You know, so you'd think they're safe doing that at nine years old, but you just got to be cognizant and be paying attention to the things around you, your surroundings, all the time. These things happen in a hurry. And fortunately, today, this ended in the right way.
- Will there be any--
- Any idea on the motive?
- Will there be any security protocols moving forward at the park?
KATHY HOCHUL: We'll be doing an afteraction report to identify any areas where the state parks can make any improvements. But obviously, this is a very random incident, and basically, anyone who comes in and out of that park will have come through a certain entryway.

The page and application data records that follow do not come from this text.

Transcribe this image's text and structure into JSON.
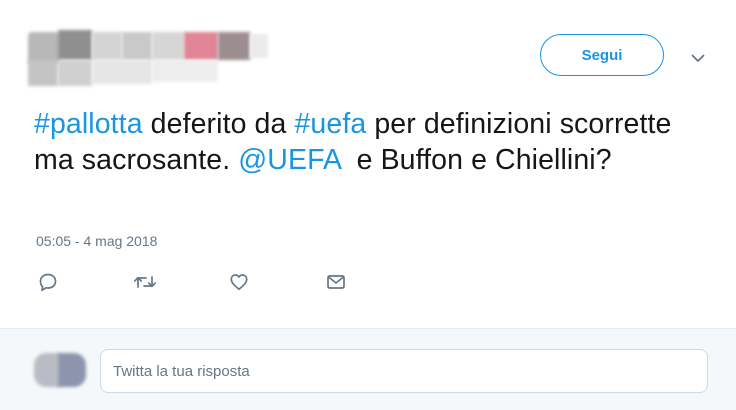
{
  "header": {
    "author_name": "",
    "follow_label": "Segui",
    "menu_icon": "chevron-down-icon",
    "colors": {
      "accent": "#1b95e0",
      "avatar_blur": [
        "#8e8e8e",
        "#b4b4b4",
        "#cdcdcd",
        "#d9d9d9",
        "#e27b8a",
        "#9a8a8e",
        "#c3c3c3",
        "#e3e3e3"
      ]
    }
  },
  "tweet": {
    "segments": [
      {
        "text": "#pallotta",
        "type": "hashtag"
      },
      {
        "text": " deferito da ",
        "type": "text"
      },
      {
        "text": "#uefa",
        "type": "hashtag"
      },
      {
        "text": " per definizioni scorrette ma sacrosante. ",
        "type": "text"
      },
      {
        "text": "@UEFA",
        "type": "mention"
      },
      {
        "text": "  e Buffon e Chiellini?",
        "type": "text"
      }
    ],
    "timestamp": "05:05 - 4 mag 2018"
  },
  "actions": [
    {
      "name": "reply",
      "icon": "reply-icon"
    },
    {
      "name": "retweet",
      "icon": "retweet-icon"
    },
    {
      "name": "like",
      "icon": "heart-icon"
    },
    {
      "name": "direct-message",
      "icon": "envelope-icon"
    }
  ],
  "reply_box": {
    "placeholder": "Twitta la tua risposta"
  }
}
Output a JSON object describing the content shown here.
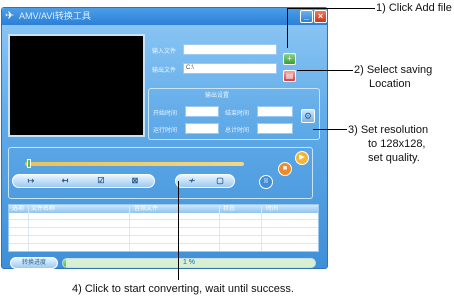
{
  "window": {
    "title": "AMV/AVI转换工具",
    "icon": "film-icon",
    "minimize": "_",
    "close": "×"
  },
  "inputs": {
    "input_label": "输入文件",
    "input_value": "",
    "output_label": "输出文件",
    "output_value": "C:\\"
  },
  "settings": {
    "title": "输出设置",
    "start_label": "开始时间",
    "end_label": "结束时间",
    "run_label": "运行时间",
    "total_label": "总计时间",
    "button_icon": "settings-icon"
  },
  "controls": {
    "mark_in": "↦",
    "mark_out": "↤",
    "check": "☑",
    "cancel": "⊠",
    "convert": "≁",
    "stop": "▢",
    "play": "▶",
    "pause": "■",
    "info": "II"
  },
  "table": {
    "headers": [
      "选项",
      "文件名称",
      "音频文件",
      "状态",
      "时间"
    ]
  },
  "status": {
    "button_label": "转换进度",
    "progress_percent": 1,
    "progress_text": "1 %"
  },
  "callouts": {
    "c1": "1) Click Add file",
    "c2a": "2) Select saving",
    "c2b": "Location",
    "c3a": "3) Set resolution",
    "c3b": "to 128x128,",
    "c3c": "set quality.",
    "c4": "4) Click to start converting, wait until success."
  }
}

Their name is-- they purchase a ticket. You have their name in a database. So that is why that's also helpful to identify who's in the park. So that's also, in a sense, a security measure. Because we always know who's in the park.
- Did the suspect enter through the main gate?
KATHY HOCHUL: We don't have any-- we don't know how he [INAUDIBLE]--
- You mentioned two helicopters. The arrest affected by the helicopters? On the ground--
KATHY HOCHUL: The-- go ahead.
- The arrest wasn't done by helicopter. Because of the seriousness of this incident, we brought in SORT operators from throughout the state. And to expedite this, because obviously it was very time-sensitive, we flew about 10 of our SORT operators from downstate to be here to help with this entry.
We had probably-- we normally operate about 6 or 8 people on a team. We had probably 20 SORT operators make this entry with an FBI regional SWAT team.
KATHY HOCHUL: Tell 'em what the SORT stands for.
- What SORT stands for is our special operations response team. They are-- like, most agencies have a SWAT team. We do that type of thing with our SORT operators. They're full-time in that capacity, but they also do other things that normal SWAT teams don't do.
We respond to high-angle rescue and different things with that team. They're highly trained, highly capable unit that we use for just this type of thing. This is what they trained for. This is what they live for-- to make entries like this and save someone's life.
KATHY HOCHUL: All right. Thank you, everybody. Appreciate it.
- I have two questions. Is this gonna affect how AMBER Alerts are sent out? Because was there a delay at this time? Because a lot of people are asking about that.
- Is the park back open tomorrow?
- We'll get back to you on that. I would assume it will probably be back open, but we're not sure.
- Any idea on the motive?
- Any updates tomorrow that we should be aware of?
- When we have more information, we'll have updates on our website [INAUDIBLE].
- Any press conferences we should be aware of tomorrow?
- With this tonight, probably not. But we'll let you know if we decide to do something, if we have more information than we gave here. It's an ongoing, active investigation, so we have a lot of work to do with this.
- Were police present at the home when the ransom note was dropped?
- They were in the area. They were in the area. They were not able to get the vehicle. There were some--